You will have noticed that nothing incenses the left more than when one of their victims has escaped from their cage and a point of liberty has been realized in the cosmos. They especially despise blacks and females who are actually free, for they are a painful reminder that real freedom is still possible. This is the real reason they so despise a Clarence Thomas or Sarah Palin. How dare they not be dependent upon brave and kindhearted liberals who struggled for tenure to give them their freedom!
Existentialism -- by which Schuon means all philosophies that deny essence -- is a "monstrous contortion" that presents "the commonest stupidity as intelligence," "disguising it as philosophy while at the same time holding intelligence up to ridicule, that of all intelligent men of all times." Only an intellectual class that has forgotten how to think could ever embrace a philosophy as barren as materialism: "All down through the ages to philosophize was to think; it was left to the twentieth century not to think and to make a philosophy of it."
Now naturally we cannot know absolute truth, or else we would be God. In other words, possession of absolute truth would be identical to the thing in itself, which is impossible in any realm. Rather, we are always dealing with the question of adequation. So long as we are relative beings, there is no absolutely adequate formulation, and to imagine there could be is "the most fruitless of occupations." In the end, religion provides a more than adequate framework for human understanding of the divine planes, but it cannot bridge the gap between God and man on its own.
Rather, that remaining gap can only be diminished by faith on the one hand, and grace on the other. This creates a kind of spark in the dark that undoes that disagreeable business that took place in the park.
Further problems result from man severing his ties with his transcendent source. When that happens, standards obviously go out the window as well -- not just intellectual standards, but aesthetic and moral standards as well (for truth can never be tossed overboard without drowning love and beauty in the process).

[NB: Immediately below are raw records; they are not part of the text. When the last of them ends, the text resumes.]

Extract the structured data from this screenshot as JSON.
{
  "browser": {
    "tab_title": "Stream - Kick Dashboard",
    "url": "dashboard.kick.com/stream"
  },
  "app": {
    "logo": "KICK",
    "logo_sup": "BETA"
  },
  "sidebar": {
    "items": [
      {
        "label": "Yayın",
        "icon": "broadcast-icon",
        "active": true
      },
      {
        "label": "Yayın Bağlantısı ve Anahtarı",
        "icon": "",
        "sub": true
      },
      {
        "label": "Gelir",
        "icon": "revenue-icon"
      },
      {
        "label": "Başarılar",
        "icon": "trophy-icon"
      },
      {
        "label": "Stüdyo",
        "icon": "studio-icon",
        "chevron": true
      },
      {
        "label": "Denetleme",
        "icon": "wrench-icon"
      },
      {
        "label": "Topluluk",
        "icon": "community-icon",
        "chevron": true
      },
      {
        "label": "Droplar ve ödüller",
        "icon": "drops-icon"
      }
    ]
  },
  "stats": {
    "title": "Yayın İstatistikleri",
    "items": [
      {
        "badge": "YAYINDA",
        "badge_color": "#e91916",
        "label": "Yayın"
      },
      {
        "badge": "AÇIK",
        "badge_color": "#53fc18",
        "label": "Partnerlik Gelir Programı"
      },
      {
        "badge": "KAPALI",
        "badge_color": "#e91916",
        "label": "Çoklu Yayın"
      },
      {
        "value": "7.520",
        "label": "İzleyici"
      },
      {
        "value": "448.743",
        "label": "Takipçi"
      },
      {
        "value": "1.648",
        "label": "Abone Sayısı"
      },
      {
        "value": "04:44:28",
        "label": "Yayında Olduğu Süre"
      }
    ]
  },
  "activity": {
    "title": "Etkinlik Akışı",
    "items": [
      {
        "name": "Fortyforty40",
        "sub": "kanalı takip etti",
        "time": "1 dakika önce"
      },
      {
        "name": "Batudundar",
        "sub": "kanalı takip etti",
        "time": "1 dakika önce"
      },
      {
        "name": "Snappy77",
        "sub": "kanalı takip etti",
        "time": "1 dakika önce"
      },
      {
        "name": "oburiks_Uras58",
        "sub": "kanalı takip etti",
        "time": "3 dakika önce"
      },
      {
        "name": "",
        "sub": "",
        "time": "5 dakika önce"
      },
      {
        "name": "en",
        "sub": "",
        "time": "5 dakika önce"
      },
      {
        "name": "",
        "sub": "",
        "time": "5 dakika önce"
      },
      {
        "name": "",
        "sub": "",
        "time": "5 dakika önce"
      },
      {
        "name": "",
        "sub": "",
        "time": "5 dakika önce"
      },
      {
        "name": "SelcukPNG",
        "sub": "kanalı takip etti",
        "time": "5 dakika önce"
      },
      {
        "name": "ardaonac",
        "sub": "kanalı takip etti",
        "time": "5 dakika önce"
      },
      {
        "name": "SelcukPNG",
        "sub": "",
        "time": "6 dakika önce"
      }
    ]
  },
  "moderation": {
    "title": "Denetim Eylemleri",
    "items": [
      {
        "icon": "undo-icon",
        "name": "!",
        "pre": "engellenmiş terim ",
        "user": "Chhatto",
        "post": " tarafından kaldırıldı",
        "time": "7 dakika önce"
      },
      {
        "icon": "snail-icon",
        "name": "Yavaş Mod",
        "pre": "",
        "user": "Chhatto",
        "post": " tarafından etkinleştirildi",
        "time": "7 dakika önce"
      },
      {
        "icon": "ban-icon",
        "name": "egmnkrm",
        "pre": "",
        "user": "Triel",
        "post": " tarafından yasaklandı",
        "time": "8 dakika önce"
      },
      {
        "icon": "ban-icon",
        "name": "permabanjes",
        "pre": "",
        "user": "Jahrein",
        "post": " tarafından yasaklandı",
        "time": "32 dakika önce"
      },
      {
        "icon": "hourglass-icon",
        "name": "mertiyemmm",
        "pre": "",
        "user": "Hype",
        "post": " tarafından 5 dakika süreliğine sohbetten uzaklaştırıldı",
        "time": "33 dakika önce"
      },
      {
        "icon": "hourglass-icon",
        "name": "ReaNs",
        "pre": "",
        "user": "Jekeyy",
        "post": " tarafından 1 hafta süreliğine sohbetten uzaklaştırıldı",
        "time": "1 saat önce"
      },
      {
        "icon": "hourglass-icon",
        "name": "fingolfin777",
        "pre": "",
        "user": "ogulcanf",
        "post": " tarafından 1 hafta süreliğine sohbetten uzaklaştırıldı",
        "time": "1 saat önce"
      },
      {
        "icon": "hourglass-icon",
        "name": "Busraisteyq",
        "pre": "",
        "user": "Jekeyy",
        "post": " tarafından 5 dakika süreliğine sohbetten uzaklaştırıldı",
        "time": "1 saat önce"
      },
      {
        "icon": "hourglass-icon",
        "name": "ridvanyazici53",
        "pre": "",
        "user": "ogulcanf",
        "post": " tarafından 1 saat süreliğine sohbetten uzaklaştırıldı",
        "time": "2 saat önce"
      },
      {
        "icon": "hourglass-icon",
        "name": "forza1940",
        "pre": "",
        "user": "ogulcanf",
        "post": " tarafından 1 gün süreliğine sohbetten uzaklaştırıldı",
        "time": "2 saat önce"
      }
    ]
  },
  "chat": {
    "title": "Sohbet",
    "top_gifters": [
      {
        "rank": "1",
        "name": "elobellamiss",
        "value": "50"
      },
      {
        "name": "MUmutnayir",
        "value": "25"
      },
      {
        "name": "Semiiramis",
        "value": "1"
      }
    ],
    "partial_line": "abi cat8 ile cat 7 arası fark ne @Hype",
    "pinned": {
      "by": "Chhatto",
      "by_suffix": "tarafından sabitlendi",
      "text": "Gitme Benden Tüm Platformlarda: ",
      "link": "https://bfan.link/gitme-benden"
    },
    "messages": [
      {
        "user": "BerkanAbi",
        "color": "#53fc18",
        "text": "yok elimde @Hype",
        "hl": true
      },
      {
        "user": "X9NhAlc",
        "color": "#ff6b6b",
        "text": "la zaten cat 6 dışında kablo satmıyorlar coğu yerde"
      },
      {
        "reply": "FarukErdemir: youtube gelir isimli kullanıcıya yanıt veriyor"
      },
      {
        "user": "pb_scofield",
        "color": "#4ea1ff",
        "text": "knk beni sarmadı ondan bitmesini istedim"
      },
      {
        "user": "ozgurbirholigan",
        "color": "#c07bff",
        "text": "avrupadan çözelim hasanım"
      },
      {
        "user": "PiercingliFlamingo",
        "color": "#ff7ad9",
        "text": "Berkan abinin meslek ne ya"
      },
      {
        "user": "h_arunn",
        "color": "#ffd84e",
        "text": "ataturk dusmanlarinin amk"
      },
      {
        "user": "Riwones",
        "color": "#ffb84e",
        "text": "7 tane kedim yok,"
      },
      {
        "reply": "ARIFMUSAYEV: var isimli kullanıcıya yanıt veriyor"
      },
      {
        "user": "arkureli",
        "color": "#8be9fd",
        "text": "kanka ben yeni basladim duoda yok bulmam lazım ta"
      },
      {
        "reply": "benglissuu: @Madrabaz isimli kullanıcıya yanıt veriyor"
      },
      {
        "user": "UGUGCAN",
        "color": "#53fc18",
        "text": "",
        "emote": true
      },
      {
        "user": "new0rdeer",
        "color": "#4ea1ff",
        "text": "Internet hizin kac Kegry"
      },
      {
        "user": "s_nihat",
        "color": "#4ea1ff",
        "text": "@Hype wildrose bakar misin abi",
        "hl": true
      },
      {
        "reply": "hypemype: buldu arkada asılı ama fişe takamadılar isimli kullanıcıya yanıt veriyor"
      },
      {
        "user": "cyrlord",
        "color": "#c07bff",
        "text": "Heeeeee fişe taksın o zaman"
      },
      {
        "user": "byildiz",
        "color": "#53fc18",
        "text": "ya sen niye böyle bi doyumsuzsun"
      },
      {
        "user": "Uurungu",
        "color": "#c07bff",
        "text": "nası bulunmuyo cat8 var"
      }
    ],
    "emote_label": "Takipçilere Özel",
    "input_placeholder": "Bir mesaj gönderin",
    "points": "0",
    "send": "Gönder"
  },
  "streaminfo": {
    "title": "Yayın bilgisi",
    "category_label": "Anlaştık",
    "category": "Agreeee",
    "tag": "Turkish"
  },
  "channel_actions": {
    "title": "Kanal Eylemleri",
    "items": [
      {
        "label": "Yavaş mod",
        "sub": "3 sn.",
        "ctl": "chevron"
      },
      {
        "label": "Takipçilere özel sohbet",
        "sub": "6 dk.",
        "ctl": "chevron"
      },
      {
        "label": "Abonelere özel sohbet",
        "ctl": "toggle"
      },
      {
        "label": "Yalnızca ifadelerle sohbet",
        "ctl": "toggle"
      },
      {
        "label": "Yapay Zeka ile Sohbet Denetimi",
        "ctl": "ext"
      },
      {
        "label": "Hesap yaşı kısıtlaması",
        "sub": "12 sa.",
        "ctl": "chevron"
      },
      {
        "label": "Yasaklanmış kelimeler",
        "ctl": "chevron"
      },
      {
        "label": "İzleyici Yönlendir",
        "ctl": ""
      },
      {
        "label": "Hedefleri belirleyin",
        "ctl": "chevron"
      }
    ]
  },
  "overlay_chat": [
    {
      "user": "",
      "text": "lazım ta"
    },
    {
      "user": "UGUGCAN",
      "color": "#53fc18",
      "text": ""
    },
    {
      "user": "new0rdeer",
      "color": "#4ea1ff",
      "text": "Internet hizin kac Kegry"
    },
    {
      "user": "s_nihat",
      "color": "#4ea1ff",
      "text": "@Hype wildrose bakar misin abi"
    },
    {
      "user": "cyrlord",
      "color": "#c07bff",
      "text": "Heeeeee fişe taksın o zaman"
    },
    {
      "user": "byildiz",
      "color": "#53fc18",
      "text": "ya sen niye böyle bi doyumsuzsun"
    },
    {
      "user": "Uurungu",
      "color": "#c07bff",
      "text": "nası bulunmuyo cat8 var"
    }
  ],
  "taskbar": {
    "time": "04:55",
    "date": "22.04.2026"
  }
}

This is why, as Dennis Prager always says, the left is the party of compassion rather than standards. But to throw away standards is actually a profoundly uncompassionate act, for you have eliminated man's reason for being and condemned him to a meaningless scuffle for animal satisfactions. Compassion regards "the average as the norm" whereby mediocrity becomes the rule. How could mediocrity not be the norm in a culture devoid of higher truth?
But man always seeks transcendence, and if he cannot escape "from above" he will do so from "below." Thus, mediocrity soon descends into artistic decadence, intellectual vulgarity, and moral degeneracy. This is why Schuon says that these "narrow-minded protagonists of the concrete" usher in "the most unrealistic and most inhuman" forms of politics. They may look like mere change chumps, but they're really quite dangerous. Not to mention expensive.
(The Schuon quotes are found in Logic and Transcendence.)
Good intentions backfire if one is mired in untruth. Roger Kimball:
'But what about the malevolence? It all depends on what you mean by “malevolence.” When you calculate a quantum of evil, do you look only at intentions? Or do you also take into account the effects of certain actions, regardless of the intentions of those who brought them about? (Hint: we have here a road paved with good intentions: where do you suppose it leads?) I think the commentator Jim Cramer was onto something when he lamented that “We’ve elected elected a Leninist” whose “agenda is destroying the life savings of millions of Americans.” Was Lenin malevolent? He didn’t think so. He thought he was laboring on behalf of the poor and disenfranchised. Many Western intellectuals believed him. True, his policies — like socialist policies wherever they’re imposed — led to vast immiseration, loss of freedom, and the growth of an unaccountable ruling nomenklatura. But he didn’t mean to precipitate misery: he meant to bring about paradise on earth.'